A plan for succession

But what about Pence?

That’s the question everyone asks when you bring up impeaching President Donald Trump. If Trump were to leave office before the end of his term, Mike Pence would become president — and that would mean a competent ultra-right-winger, possibly also a crook, sitting in the White House in place of the current corrupt fool.

Look to recent history for a succession plan. In the final days of Richard Nixon’s administration, people had the same concerns about Vice President Spiro Agnew, who was under investigation for bribery and corruption charges going back years.

Removing one crook from office — Nixon — meant giving the White House to another crook, conceivably as bad or worse. The whole idea stank.

The solution was a plea deal for Agnew and a job offer for Gerald Ford, a moderate, respected Republican without a whiff of corruption. Under the deal, in 1973 Agnew resigned the vice presidency, paid a $10,000 fine and got probation but no jail time on a tax evasion charge. Other charges were dropped.

Ten months later Nixon appointed Ford to the vice presidency — with the understanding, some have said, that, as the new president, Ford would pardon Nixon from criminal charges in Watergate, which he did. (Ford denied that such a deal was cut.)

The worst of the White House crooks got off without going to jail, but the nation survived one of its worst political crises ever.

Could that happen with Pence? On the surface, the vice president seems clean of the cesspool of corruption that surrounds Trump. But he’s already been sucked into parroting the web of lies coming out of the White House. If he made the mistake of repeating any of those lies to the Justice Department’s special counsel Robert Mueller, it may be time to play Let’s Make a Deal. 
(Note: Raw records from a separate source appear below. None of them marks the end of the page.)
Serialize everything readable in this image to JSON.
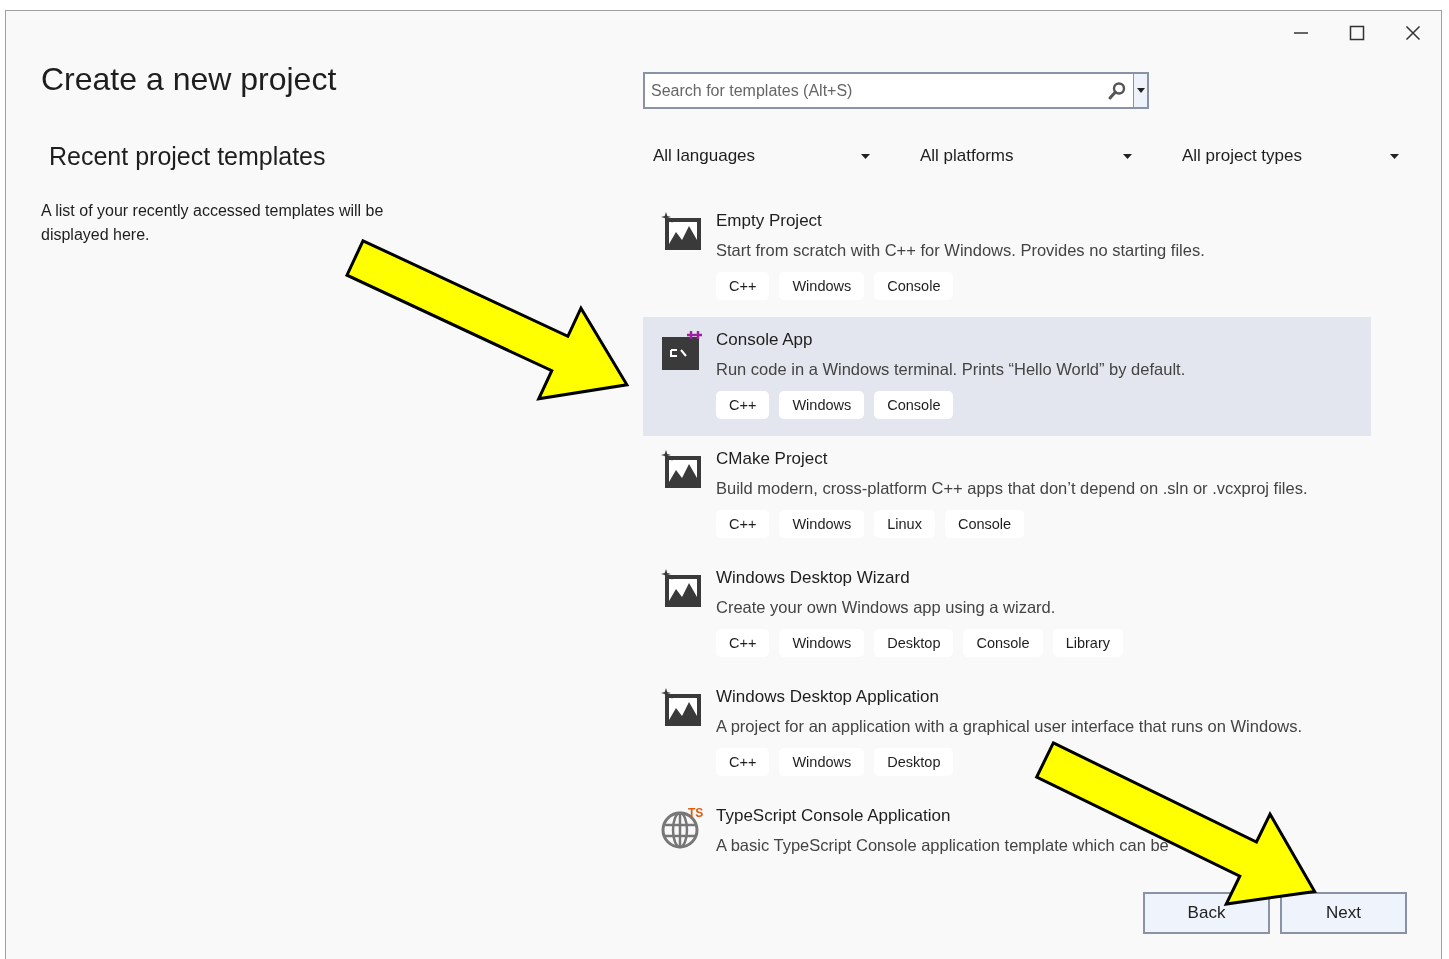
{
  "window": {
    "title": "Create a new project"
  },
  "recent": {
    "heading": "Recent project templates",
    "message": "A list of your recently accessed templates will be displayed here."
  },
  "search": {
    "placeholder": "Search for templates (Alt+S)"
  },
  "filters": [
    {
      "label": "All languages"
    },
    {
      "label": "All platforms"
    },
    {
      "label": "All project types"
    }
  ],
  "templates": [
    {
      "kind": "project",
      "title": "Empty Project",
      "description": "Start from scratch with C++ for Windows. Provides no starting files.",
      "tags": [
        "C++",
        "Windows",
        "Console"
      ],
      "selected": false
    },
    {
      "kind": "console",
      "title": "Console App",
      "description": "Run code in a Windows terminal. Prints “Hello World” by default.",
      "tags": [
        "C++",
        "Windows",
        "Console"
      ],
      "selected": true
    },
    {
      "kind": "project",
      "title": "CMake Project",
      "description": "Build modern, cross-platform C++ apps that don’t depend on .sln or .vcxproj files.",
      "tags": [
        "C++",
        "Windows",
        "Linux",
        "Console"
      ],
      "selected": false
    },
    {
      "kind": "project",
      "title": "Windows Desktop Wizard",
      "description": "Create your own Windows app using a wizard.",
      "tags": [
        "C++",
        "Windows",
        "Desktop",
        "Console",
        "Library"
      ],
      "selected": false
    },
    {
      "kind": "project",
      "title": "Windows Desktop Application",
      "description": "A project for an application with a graphical user interface that runs on Windows.",
      "tags": [
        "C++",
        "Windows",
        "Desktop"
      ],
      "selected": false
    },
    {
      "kind": "globe",
      "icon_badge": "TS",
      "title": "TypeScript Console Application",
      "description": "A basic TypeScript Console application template which can be",
      "selected": false
    }
  ],
  "buttons": [
    {
      "label": "Back"
    },
    {
      "label": "Next"
    }
  ]
}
Writer and photographer Bob Keefer is arts editor of Eugene Weekly. On Jan. 21, 2017, he took part in a political demonstration for the first time since Nixon invaded Cambodia in 1970.